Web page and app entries
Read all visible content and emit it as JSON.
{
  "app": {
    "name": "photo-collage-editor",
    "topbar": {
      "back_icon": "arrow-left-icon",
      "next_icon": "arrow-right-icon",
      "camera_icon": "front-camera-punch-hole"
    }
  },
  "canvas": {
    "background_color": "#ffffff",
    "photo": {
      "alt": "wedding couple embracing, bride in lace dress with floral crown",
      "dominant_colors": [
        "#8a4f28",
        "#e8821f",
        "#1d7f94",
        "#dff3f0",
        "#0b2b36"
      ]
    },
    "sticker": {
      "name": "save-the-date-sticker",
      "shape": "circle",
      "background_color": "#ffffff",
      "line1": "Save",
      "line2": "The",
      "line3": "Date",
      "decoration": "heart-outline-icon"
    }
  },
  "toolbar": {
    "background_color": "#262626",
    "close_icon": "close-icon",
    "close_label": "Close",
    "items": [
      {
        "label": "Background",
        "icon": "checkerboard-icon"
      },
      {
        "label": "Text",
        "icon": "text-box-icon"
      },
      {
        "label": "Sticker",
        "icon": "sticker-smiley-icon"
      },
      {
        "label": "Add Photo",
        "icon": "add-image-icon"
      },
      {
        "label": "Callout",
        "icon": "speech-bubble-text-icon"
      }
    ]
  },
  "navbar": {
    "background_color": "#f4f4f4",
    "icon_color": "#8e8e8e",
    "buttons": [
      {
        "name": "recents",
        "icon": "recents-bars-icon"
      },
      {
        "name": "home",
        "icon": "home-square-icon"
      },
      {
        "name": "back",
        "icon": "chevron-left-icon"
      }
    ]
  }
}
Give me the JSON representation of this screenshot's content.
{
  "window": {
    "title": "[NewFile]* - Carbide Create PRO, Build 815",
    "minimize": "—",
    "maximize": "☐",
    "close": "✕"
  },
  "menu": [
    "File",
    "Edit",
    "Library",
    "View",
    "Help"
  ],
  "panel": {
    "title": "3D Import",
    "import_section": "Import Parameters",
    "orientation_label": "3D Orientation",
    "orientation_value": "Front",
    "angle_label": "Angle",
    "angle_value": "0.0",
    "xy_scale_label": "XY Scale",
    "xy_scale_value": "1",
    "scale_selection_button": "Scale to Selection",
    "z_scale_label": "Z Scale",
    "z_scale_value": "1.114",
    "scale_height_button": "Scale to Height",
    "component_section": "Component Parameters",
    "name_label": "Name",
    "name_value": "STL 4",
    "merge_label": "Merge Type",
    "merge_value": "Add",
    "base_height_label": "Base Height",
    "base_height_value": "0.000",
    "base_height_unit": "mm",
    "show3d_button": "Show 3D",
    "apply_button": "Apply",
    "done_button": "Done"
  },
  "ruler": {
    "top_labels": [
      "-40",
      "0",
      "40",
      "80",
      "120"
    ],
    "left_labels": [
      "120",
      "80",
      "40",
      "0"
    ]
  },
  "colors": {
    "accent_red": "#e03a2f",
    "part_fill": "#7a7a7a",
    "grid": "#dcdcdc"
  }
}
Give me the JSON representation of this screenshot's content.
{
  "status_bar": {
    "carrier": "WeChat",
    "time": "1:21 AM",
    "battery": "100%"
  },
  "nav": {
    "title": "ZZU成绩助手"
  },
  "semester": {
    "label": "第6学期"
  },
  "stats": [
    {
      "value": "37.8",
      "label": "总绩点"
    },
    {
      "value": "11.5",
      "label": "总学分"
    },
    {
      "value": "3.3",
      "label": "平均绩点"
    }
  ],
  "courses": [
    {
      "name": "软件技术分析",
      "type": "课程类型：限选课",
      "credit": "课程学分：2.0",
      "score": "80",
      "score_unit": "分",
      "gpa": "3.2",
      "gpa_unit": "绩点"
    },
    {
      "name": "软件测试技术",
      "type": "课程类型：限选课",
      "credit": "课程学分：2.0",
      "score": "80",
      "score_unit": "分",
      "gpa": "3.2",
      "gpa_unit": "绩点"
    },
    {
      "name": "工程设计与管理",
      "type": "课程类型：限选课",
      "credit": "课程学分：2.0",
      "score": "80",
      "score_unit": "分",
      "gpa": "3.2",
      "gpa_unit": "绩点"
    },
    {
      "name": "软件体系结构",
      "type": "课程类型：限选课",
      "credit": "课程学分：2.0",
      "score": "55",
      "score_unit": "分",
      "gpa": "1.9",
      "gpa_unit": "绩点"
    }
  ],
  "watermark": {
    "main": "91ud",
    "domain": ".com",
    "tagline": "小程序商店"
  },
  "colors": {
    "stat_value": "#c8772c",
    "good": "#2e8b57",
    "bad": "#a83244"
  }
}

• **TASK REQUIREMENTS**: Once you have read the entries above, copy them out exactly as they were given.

• **YOUR RESPONSE**:
Read all visible content and emit it as JSON.
{
  "app": {
    "name": "photo-collage-editor",
    "topbar": {
      "back_icon": "arrow-left-icon",
      "next_icon": "arrow-right-icon",
      "camera_icon": "front-camera-punch-hole"
    }
  },
  "canvas": {
    "background_color": "#ffffff",
    "photo": {
      "alt": "wedding couple embracing, bride in lace dress with floral crown",
      "dominant_colors": [
        "#8a4f28",
        "#e8821f",
        "#1d7f94",
        "#dff3f0",
        "#0b2b36"
      ]
    },
    "sticker": {
      "name": "save-the-date-sticker",
      "shape": "circle",
      "background_color": "#ffffff",
      "line1": "Save",
      "line2": "The",
      "line3": "Date",
      "decoration": "heart-outline-icon"
    }
  },
  "toolbar": {
    "background_color": "#262626",
    "close_icon": "close-icon",
    "close_label": "Close",
    "items": [
      {
        "label": "Background",
        "icon": "checkerboard-icon"
      },
      {
        "label": "Text",
        "icon": "text-box-icon"
      },
      {
        "label": "Sticker",
        "icon": "sticker-smiley-icon"
      },
      {
        "label": "Add Photo",
        "icon": "add-image-icon"
      },
      {
        "label": "Callout",
        "icon": "speech-bubble-text-icon"
      }
    ]
  },
  "navbar": {
    "background_color": "#f4f4f4",
    "icon_color": "#8e8e8e",
    "buttons": [
      {
        "name": "recents",
        "icon": "recents-bars-icon"
      },
      {
        "name": "home",
        "icon": "home-square-icon"
      },
      {
        "name": "back",
        "icon": "chevron-left-icon"
      }
    ]
  }
}
Give me the JSON representation of this screenshot's content.
{
  "window": {
    "title": "[NewFile]* - Carbide Create PRO, Build 815",
    "minimize": "—",
    "maximize": "☐",
    "close": "✕"
  },
  "menu": [
    "File",
    "Edit",
    "Library",
    "View",
    "Help"
  ],
  "panel": {
    "title": "3D Import",
    "import_section": "Import Parameters",
    "orientation_label": "3D Orientation",
    "orientation_value": "Front",
    "angle_label": "Angle",
    "angle_value": "0.0",
    "xy_scale_label": "XY Scale",
    "xy_scale_value": "1",
    "scale_selection_button": "Scale to Selection",
    "z_scale_label": "Z Scale",
    "z_scale_value": "1.114",
    "scale_height_button": "Scale to Height",
    "component_section": "Component Parameters",
    "name_label": "Name",
    "name_value": "STL 4",
    "merge_label": "Merge Type",
    "merge_value": "Add",
    "base_height_label": "Base Height",
    "base_height_value": "0.000",
    "base_height_unit": "mm",
    "show3d_button": "Show 3D",
    "apply_button": "Apply",
    "done_button": "Done"
  },
  "ruler": {
    "top_labels": [
      "-40",
      "0",
      "40",
      "80",
      "120"
    ],
    "left_labels": [
      "120",
      "80",
      "40",
      "0"
    ]
  },
  "colors": {
    "accent_red": "#e03a2f",
    "part_fill": "#7a7a7a",
    "grid": "#dcdcdc"
  }
}
Give me the JSON representation of this screenshot's content.
{
  "status_bar": {
    "carrier": "WeChat",
    "time": "1:21 AM",
    "battery": "100%"
  },
  "nav": {
    "title": "ZZU成绩助手"
  },
  "semester": {
    "label": "第6学期"
  },
  "stats": [
    {
      "value": "37.8",
      "label": "总绩点"
    },
    {
      "value": "11.5",
      "label": "总学分"
    },
    {
      "value": "3.3",
      "label": "平均绩点"
    }
  ],
  "courses": [
    {
      "name": "软件技术分析",
      "type": "课程类型：限选课",
      "credit": "课程学分：2.0",
      "score": "80",
      "score_unit": "分",
      "gpa": "3.2",
      "gpa_unit": "绩点"
    },
    {
      "name": "软件测试技术",
      "type": "课程类型：限选课",
      "credit": "课程学分：2.0",
      "score": "80",
      "score_unit": "分",
      "gpa": "3.2",
      "gpa_unit": "绩点"
    },
    {
      "name": "工程设计与管理",
      "type": "课程类型：限选课",
      "credit": "课程学分：2.0",
      "score": "80",
      "score_unit": "分",
      "gpa": "3.2",
      "gpa_unit": "绩点"
    },
    {
      "name": "软件体系结构",
      "type": "课程类型：限选课",
      "credit": "课程学分：2.0",
      "score": "55",
      "score_unit": "分",
      "gpa": "1.9",
      "gpa_unit": "绩点"
    }
  ],
  "watermark": {
    "main": "91ud",
    "domain": ".com",
    "tagline": "小程序商店"
  },
  "colors": {
    "stat_value": "#c8772c",
    "good": "#2e8b57",
    "bad": "#a83244"
  }
}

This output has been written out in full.